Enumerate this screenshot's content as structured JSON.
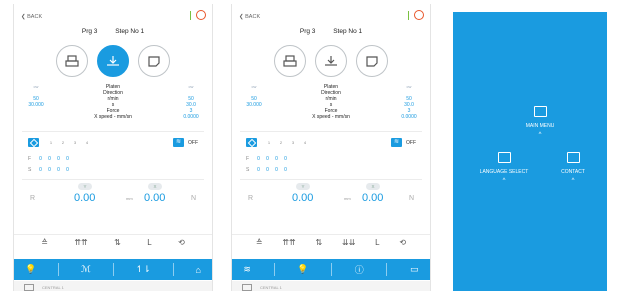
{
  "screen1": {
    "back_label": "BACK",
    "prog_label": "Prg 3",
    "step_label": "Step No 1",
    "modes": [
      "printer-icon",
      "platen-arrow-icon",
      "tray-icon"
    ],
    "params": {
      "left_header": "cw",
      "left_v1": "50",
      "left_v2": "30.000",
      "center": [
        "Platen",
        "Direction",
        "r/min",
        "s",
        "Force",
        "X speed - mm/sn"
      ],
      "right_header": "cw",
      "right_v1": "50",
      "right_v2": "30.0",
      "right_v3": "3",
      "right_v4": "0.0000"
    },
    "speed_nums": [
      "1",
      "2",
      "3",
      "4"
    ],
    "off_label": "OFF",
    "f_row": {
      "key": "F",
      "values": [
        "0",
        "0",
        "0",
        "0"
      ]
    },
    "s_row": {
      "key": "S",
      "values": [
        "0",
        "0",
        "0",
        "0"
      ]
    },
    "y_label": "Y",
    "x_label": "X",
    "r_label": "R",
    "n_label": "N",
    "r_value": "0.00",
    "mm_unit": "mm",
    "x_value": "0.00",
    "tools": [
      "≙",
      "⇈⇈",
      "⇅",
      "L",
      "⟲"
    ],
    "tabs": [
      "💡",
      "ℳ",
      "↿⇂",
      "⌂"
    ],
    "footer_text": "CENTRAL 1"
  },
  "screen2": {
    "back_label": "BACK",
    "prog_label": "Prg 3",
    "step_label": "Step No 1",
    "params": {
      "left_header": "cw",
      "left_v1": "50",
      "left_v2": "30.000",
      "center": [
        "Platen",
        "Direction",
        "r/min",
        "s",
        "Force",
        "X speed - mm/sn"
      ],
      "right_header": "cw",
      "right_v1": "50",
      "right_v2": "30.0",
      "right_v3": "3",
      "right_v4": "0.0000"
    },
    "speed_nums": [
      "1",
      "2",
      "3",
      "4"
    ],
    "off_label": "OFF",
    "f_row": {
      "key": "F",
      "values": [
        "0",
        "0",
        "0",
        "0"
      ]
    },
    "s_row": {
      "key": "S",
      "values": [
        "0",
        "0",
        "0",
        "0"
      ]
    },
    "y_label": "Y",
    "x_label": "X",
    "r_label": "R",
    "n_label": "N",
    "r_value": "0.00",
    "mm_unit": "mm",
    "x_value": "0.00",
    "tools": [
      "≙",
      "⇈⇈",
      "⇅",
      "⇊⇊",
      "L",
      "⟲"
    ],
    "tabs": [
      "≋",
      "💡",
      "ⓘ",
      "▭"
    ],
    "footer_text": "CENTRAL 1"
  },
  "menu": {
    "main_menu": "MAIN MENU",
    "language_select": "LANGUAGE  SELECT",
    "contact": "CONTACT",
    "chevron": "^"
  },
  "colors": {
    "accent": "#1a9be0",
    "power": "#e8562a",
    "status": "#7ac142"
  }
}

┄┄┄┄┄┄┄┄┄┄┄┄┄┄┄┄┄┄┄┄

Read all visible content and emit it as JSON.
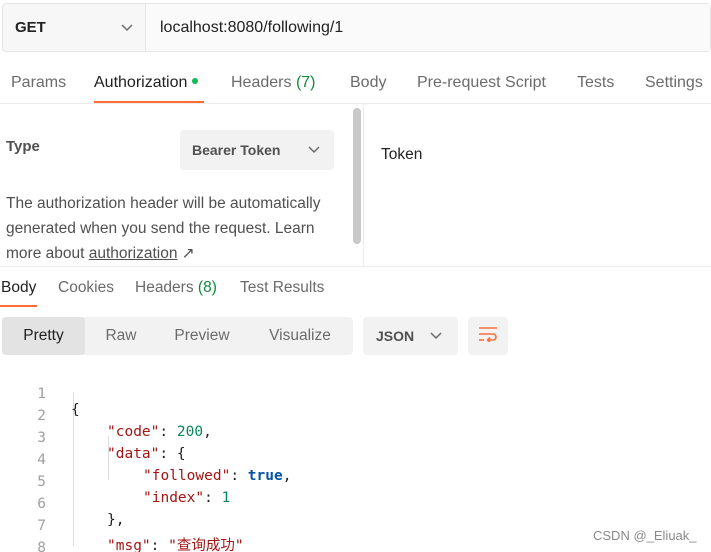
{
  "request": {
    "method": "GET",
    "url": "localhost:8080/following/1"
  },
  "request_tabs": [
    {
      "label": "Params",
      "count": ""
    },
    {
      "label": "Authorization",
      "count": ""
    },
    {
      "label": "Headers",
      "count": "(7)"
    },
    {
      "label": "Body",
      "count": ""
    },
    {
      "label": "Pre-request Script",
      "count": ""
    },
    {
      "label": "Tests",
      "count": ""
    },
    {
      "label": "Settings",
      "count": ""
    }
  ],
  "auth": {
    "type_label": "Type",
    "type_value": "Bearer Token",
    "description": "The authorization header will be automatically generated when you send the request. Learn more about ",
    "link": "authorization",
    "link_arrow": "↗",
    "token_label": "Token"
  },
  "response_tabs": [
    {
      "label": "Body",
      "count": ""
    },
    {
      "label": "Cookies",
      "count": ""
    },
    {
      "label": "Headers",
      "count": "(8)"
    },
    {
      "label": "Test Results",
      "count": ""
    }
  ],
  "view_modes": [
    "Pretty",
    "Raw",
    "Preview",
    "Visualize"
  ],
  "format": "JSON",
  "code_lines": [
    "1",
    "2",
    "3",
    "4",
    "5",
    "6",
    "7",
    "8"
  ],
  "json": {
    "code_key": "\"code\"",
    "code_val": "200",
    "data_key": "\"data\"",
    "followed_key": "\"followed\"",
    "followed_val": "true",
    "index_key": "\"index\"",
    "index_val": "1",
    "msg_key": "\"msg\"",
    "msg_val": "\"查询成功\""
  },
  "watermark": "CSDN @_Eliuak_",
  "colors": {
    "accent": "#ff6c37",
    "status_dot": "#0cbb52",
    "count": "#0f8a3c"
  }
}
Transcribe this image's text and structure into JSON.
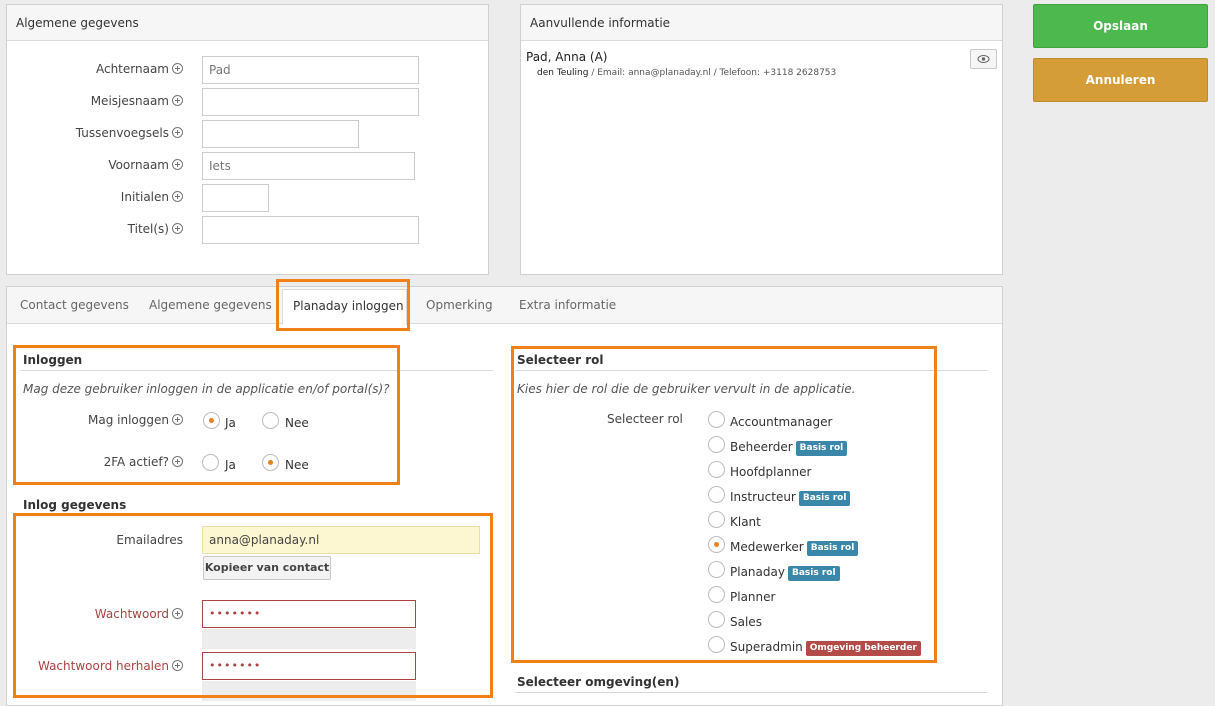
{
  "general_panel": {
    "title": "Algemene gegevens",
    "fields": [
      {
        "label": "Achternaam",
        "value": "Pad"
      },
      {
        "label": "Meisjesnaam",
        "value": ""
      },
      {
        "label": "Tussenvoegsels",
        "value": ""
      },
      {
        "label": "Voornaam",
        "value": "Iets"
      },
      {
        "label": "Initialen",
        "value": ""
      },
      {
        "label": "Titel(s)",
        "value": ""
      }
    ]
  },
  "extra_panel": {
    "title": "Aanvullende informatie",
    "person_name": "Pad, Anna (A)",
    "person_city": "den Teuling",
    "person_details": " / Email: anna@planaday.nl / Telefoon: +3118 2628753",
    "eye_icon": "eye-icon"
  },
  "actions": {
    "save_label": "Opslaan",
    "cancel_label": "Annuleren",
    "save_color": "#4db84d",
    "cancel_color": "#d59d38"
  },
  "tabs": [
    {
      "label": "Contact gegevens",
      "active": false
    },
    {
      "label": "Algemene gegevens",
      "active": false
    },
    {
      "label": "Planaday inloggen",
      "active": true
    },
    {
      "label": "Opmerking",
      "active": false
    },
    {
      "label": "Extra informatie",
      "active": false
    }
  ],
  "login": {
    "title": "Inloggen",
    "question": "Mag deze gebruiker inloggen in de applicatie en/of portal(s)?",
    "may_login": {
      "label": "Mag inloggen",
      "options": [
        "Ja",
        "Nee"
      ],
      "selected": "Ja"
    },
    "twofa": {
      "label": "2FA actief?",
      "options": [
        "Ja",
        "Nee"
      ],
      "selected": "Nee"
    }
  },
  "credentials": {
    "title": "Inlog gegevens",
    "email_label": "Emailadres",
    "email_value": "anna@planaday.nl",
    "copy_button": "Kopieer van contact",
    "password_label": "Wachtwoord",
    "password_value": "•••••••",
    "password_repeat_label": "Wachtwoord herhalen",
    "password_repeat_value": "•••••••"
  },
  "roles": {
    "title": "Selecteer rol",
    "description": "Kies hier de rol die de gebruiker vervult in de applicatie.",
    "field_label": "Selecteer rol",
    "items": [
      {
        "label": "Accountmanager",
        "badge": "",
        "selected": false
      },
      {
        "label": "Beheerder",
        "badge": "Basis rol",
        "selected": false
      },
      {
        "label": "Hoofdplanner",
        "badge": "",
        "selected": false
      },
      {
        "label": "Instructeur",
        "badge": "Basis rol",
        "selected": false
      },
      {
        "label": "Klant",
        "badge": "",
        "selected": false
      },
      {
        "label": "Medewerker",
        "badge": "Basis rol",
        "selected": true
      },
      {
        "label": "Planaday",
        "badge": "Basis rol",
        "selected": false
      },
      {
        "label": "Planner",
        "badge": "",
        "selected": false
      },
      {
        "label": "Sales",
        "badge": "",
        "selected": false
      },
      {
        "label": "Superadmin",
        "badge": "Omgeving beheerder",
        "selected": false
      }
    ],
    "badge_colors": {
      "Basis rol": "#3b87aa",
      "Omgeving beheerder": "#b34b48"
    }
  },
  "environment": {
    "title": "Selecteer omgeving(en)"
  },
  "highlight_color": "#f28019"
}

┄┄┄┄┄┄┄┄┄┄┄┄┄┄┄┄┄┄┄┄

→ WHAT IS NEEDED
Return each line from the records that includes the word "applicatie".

→ RESULT OF THE EXERCISE
    "question": "Mag deze gebruiker inloggen in de applicatie en/of portal(s)?",
    "description": "Kies hier de rol die de gebruiker vervult in de applicatie.",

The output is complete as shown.